Philly Chile grows eight different eggplants, plus miscellaneous plants including lettuce mix varieties, Flashy Trout Back romaine, Sylvesta butterhead, Blushed Butter cos, Olga romaine, Jericho, Belstar broccoli, broccoli raab, Farao green cabbage, Red Express cabbage, Napa Chinese cabbage, Champion collards, Prize bok choy, Eros escarole, Tango celery, Rossa di Milano onion, Dakota Tears onion and Verde Puebla tomatillo.

Its cucurbits include Sugar Baby, Crimson Sweet, watermelon, Maverick cantaloupe, Swan Lake honeydew, Dark Green zucchini, yellow crookneck squash, Gold squash, Marketmore cucumbers, Straight 8 cucumbers and Athena cantaloupe.

A much-appreciated service

At Linvilla Orchards, Farm Manager Norm Schultz is in charge of planting, which is done every two weeks beginning on April 1. The biggest orders arrive May 15 and 30, and then are on a downswing from there. Everything goes in on time, thanks to the Philly Chile Co. Previously, Schultz struggled to get the variety he wanted when he wanted it.

“Most [growers] want thousands of plants, but Linvilla prefers variety and heirlooms,” he says. “With Rob, we can place a small order of what we want. The big guys want to see the big orders.”

Then, there’s the added transport expense Linvilla saves. Ferber delivers to Linvilla when he arrives for work. All his plants are staked with a plastic spiked orange marker. “Working with Rob is ideal,” Schultz says.

Linvilla has sold plants for 75 years, but plant sales have continued to grow. There’s a demand for bedding plants, and they help Linvilla expand into the plant market “in a big way,” Schultz says, to help pay the new mortgage. Linvilla’s strongest seasons have always been the fall, but now Philly Chile is helping the farm to thrive in the spring and early summer.

Linvilla’s vegetable farm operation is 4 acres. Ferber supplies 400 to 500 flats of vegetables and herbs a year. All are 50-plant flats, so Schultz is generally planting 25,000 vegetable plants a year. The farm plantings supply the farm market store, and he’s still planting for the final time July 1, when most others have already stopped.

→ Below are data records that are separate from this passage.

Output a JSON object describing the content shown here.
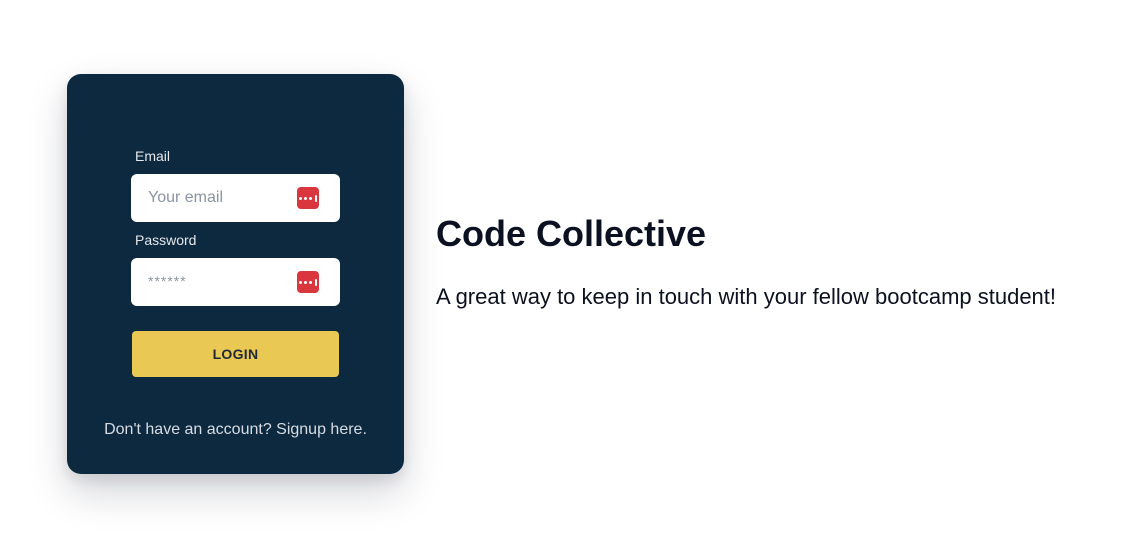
{
  "login_form": {
    "email_label": "Email",
    "email_placeholder": "Your email",
    "password_label": "Password",
    "password_placeholder": "******",
    "login_button": "LOGIN",
    "signup_text": "Don't have an account? Signup here."
  },
  "hero": {
    "title": "Code Collective",
    "tagline": "A great way to keep in touch with your fellow bootcamp student!"
  },
  "icons": {
    "password_manager": "password-manager-icon"
  },
  "colors": {
    "card_background": "#0c2940",
    "login_button": "#e9c853",
    "password_manager_icon": "#d9363e"
  }
}
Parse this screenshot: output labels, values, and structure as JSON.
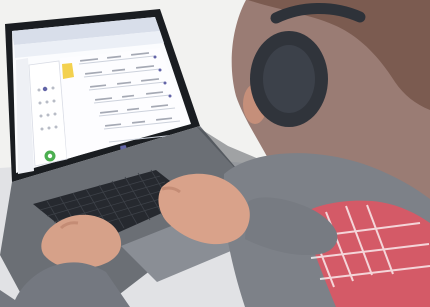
{
  "scene": {
    "subject": "person-wearing-headphones-using-laptop",
    "colors": {
      "wall": "#f2f2f0",
      "desk": "#d9dadd",
      "laptop_body": "#6d7076",
      "keyboard": "#222428",
      "screen_frame": "#111316",
      "screen_ui": "#f7f8fb",
      "accent_purple": "#6264a7",
      "accent_green": "#4caf50",
      "skin": "#d8a38c",
      "sweater": "#7d8188",
      "shirt_red": "#c44a5a",
      "headphones": "#2b2f36"
    }
  },
  "laptop_screen": {
    "app_accent": "purple",
    "call_button_color": "green"
  }
}
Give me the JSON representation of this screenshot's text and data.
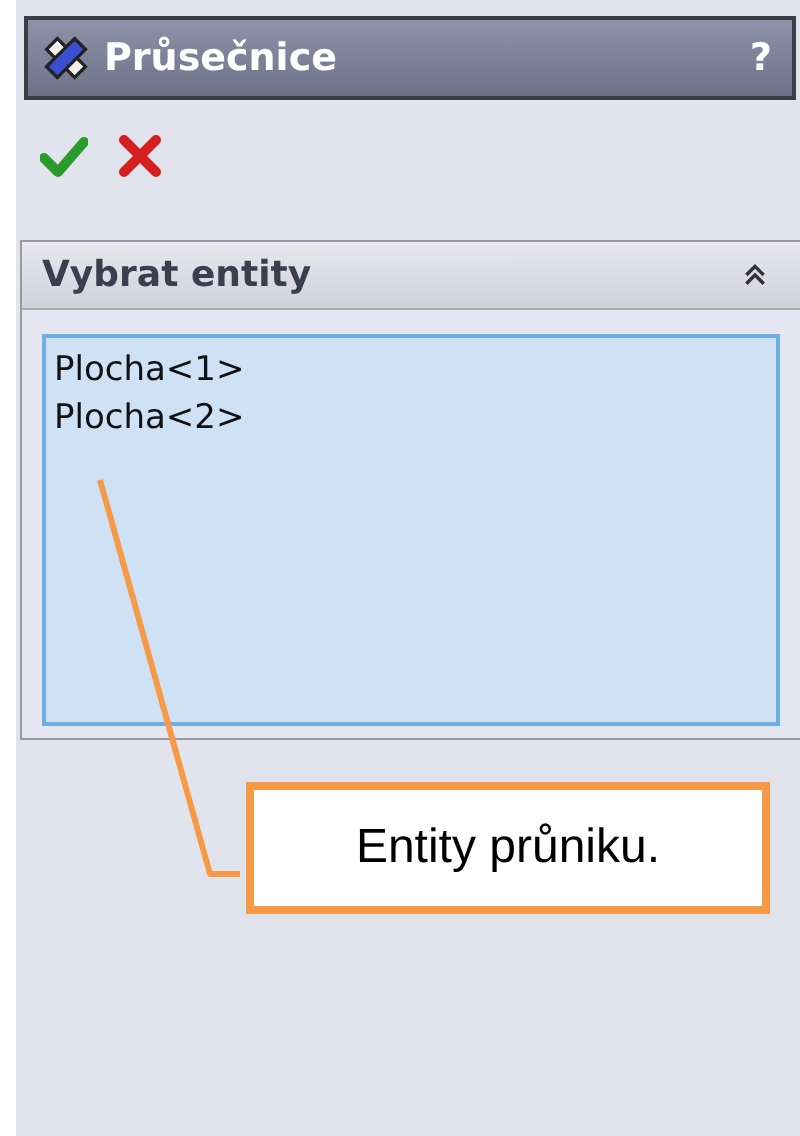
{
  "panel": {
    "title": "Průsečnice",
    "help": "?"
  },
  "actions": [
    {
      "kind": "ok"
    },
    {
      "kind": "cancel"
    }
  ],
  "group": {
    "title": "Vybrat entity",
    "expanded": true,
    "items": [
      "Plocha<1>",
      "Plocha<2>"
    ]
  },
  "callout": {
    "text": "Entity průniku."
  }
}
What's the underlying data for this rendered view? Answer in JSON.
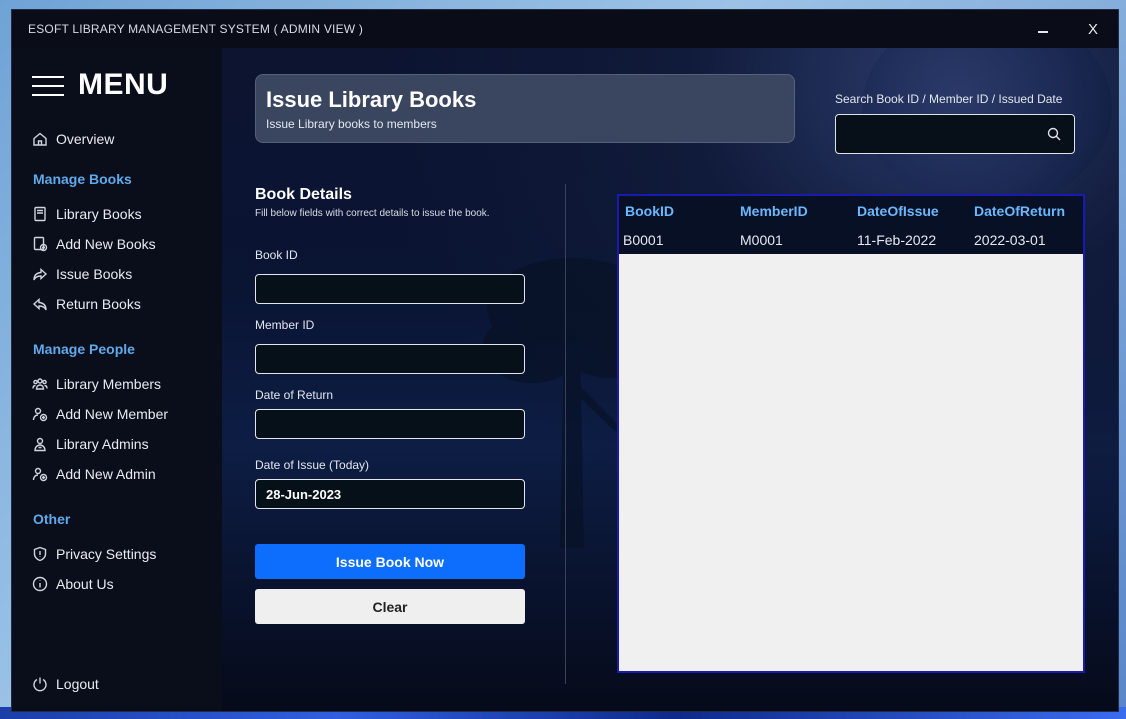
{
  "window": {
    "title": "ESOFT LIBRARY MANAGEMENT SYSTEM ( ADMIN VIEW )",
    "close_label": "X"
  },
  "sidebar": {
    "menu_title": "MENU",
    "overview": "Overview",
    "sections": {
      "books": "Manage Books",
      "people": "Manage People",
      "other": "Other"
    },
    "items": {
      "library_books": "Library Books",
      "add_new_books": "Add New Books",
      "issue_books": "Issue Books",
      "return_books": "Return Books",
      "library_members": "Library Members",
      "add_new_member": "Add New Member",
      "library_admins": "Library Admins",
      "add_new_admin": "Add New Admin",
      "privacy_settings": "Privacy Settings",
      "about_us": "About Us"
    },
    "logout": "Logout"
  },
  "header": {
    "title": "Issue Library Books",
    "subtitle": "Issue Library books to members"
  },
  "search": {
    "label": "Search Book ID / Member ID / Issued Date",
    "value": ""
  },
  "form": {
    "title": "Book Details",
    "subtitle": "Fill below fields with correct details to issue the book.",
    "book_id_label": "Book ID",
    "book_id_value": "",
    "member_id_label": "Member ID",
    "member_id_value": "",
    "return_date_label": "Date of Return",
    "return_date_value": "",
    "issue_date_label": "Date of Issue (Today)",
    "issue_date_value": "28-Jun-2023",
    "issue_button": "Issue Book Now",
    "clear_button": "Clear"
  },
  "table": {
    "headers": [
      "BookID",
      "MemberID",
      "DateOfIssue",
      "DateOfReturn"
    ],
    "rows": [
      [
        "B0001",
        "M0001",
        "11-Feb-2022",
        "2022-03-01"
      ]
    ]
  },
  "colors": {
    "accent": "#0d6efd",
    "section_title": "#5fa9ec",
    "table_header": "#6ab8ff"
  }
}
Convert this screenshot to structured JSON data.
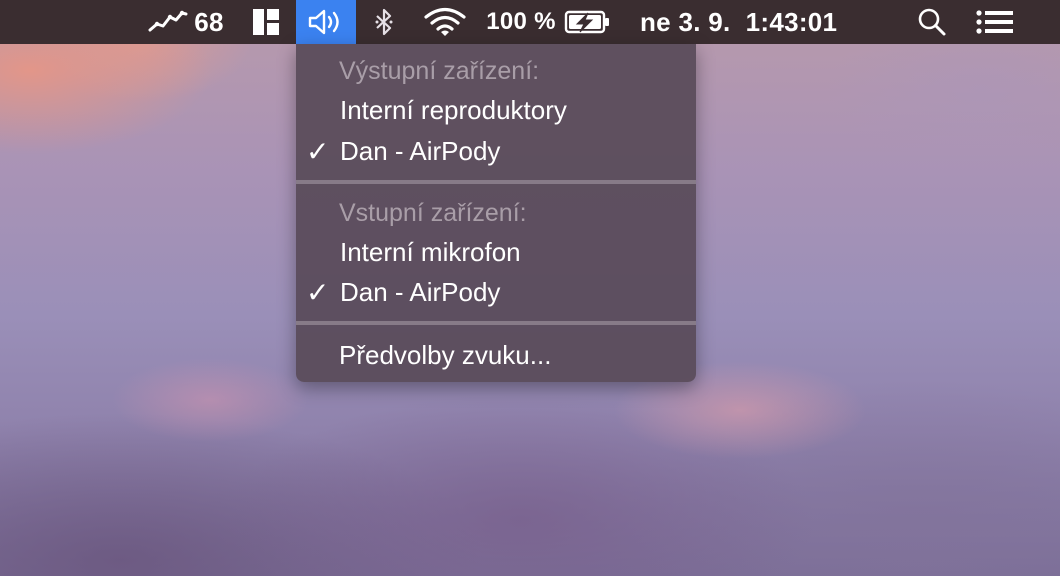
{
  "menubar": {
    "activity_icon": "activity-graph-icon",
    "activity_value": "68",
    "window_manager_icon": "window-layout-icon",
    "volume_icon": "speaker-volume-icon",
    "bluetooth_icon": "bluetooth-icon",
    "wifi_icon": "wifi-icon",
    "battery_percent": "100 %",
    "battery_icon": "battery-charging-icon",
    "datetime": "ne 3. 9.  1:43:01",
    "spotlight_icon": "search-icon",
    "notification_icon": "notification-center-icon",
    "active_color": "#3b82f0",
    "bar_color": "#3a2d30"
  },
  "sound_menu": {
    "output_header": "Výstupní zařízení:",
    "outputs": [
      {
        "label": "Interní reproduktory",
        "checked": false
      },
      {
        "label": "Dan - AirPody",
        "checked": true
      }
    ],
    "input_header": "Vstupní zařízení:",
    "inputs": [
      {
        "label": "Interní mikrofon",
        "checked": false
      },
      {
        "label": "Dan - AirPody",
        "checked": true
      }
    ],
    "preferences": "Předvolby zvuku...",
    "checkmark": "✓"
  }
}
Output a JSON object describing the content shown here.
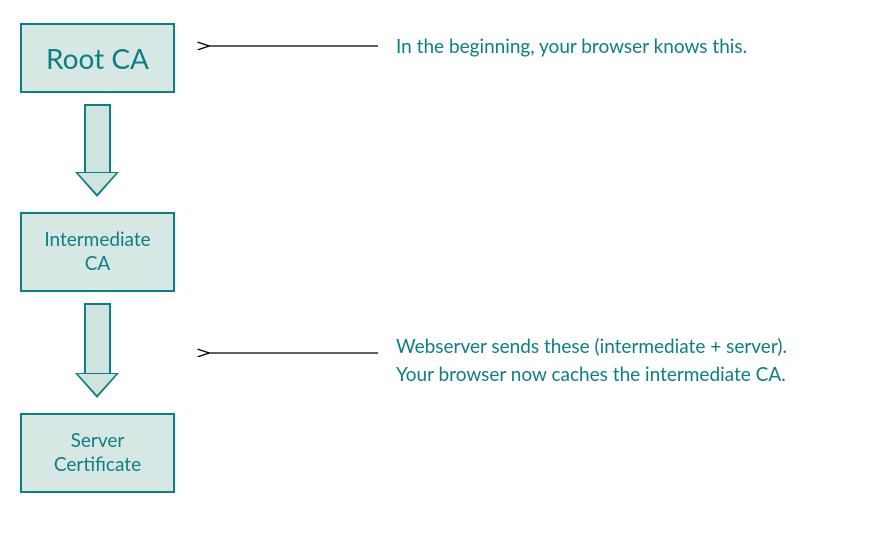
{
  "boxes": {
    "root": "Root CA",
    "intermediate_line1": "Intermediate",
    "intermediate_line2": "CA",
    "server_line1": "Server",
    "server_line2": "Certificate"
  },
  "annotations": {
    "a1": "In the beginning, your browser knows this.",
    "a2_line1": "Webserver sends these (intermediate + server).",
    "a2_line2": "Your browser now caches the intermediate CA."
  }
}
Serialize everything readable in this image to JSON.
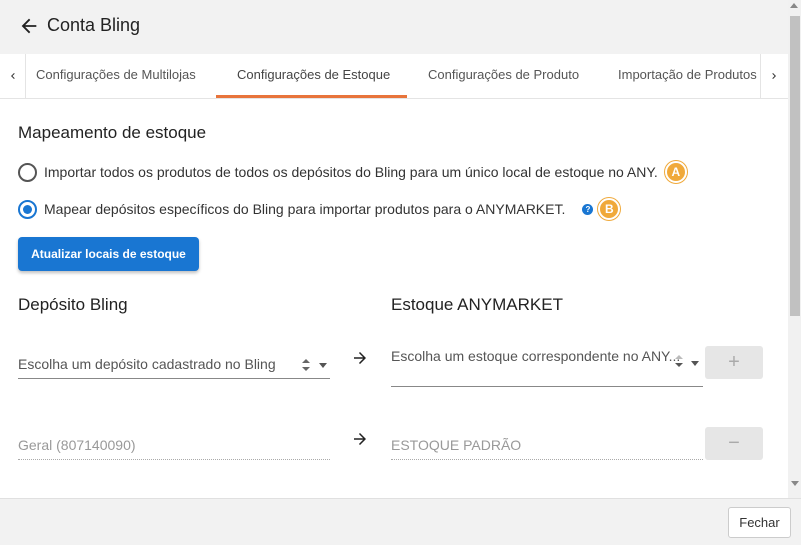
{
  "header": {
    "title": "Conta Bling",
    "back_icon": "arrow-left-icon"
  },
  "tabs": [
    {
      "label": "Configurações de Multilojas",
      "active": false
    },
    {
      "label": "Configurações de Estoque",
      "active": true
    },
    {
      "label": "Configurações de Produto",
      "active": false
    },
    {
      "label": "Importação de Produtos",
      "active": false
    }
  ],
  "colors": {
    "accent": "#1976d2",
    "tab_underline": "#e8743b",
    "badge": "#f0a93a"
  },
  "section": {
    "title": "Mapeamento de estoque",
    "option_a": {
      "label": "Importar todos os produtos de todos os depósitos do Bling para um único local de estoque no ANY.",
      "badge": "A",
      "selected": false
    },
    "option_b": {
      "label": "Mapear depósitos específicos do Bling para importar produtos para o ANYMARKET.",
      "badge": "B",
      "selected": true
    },
    "help_icon": "?"
  },
  "update_button": "Atualizar locais de estoque",
  "columns": {
    "left_title": "Depósito Bling",
    "right_title": "Estoque ANYMARKET"
  },
  "row_new": {
    "left_placeholder": "Escolha um depósito cadastrado no Bling",
    "right_placeholder": "Escolha um estoque correspondente no ANY...",
    "add_button": "+"
  },
  "row_mapped": {
    "left_value": "Geral (807140090)",
    "right_value": "ESTOQUE PADRÃO",
    "remove_button": "−"
  },
  "footer": {
    "close_button": "Fechar"
  }
}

“The fall is big for us,” Schultz says. “I want to be picking through November. Others may close down by then, but our sales are still growing.”

The author has been published in national and regional magazines as well as daily and weekly alternative city newspapers. A gentleman farmer in Quakertown, Pa., he writes about people, social trends, historic preservation and 18th century America, agrarian culture, land use and sports and recreation topics.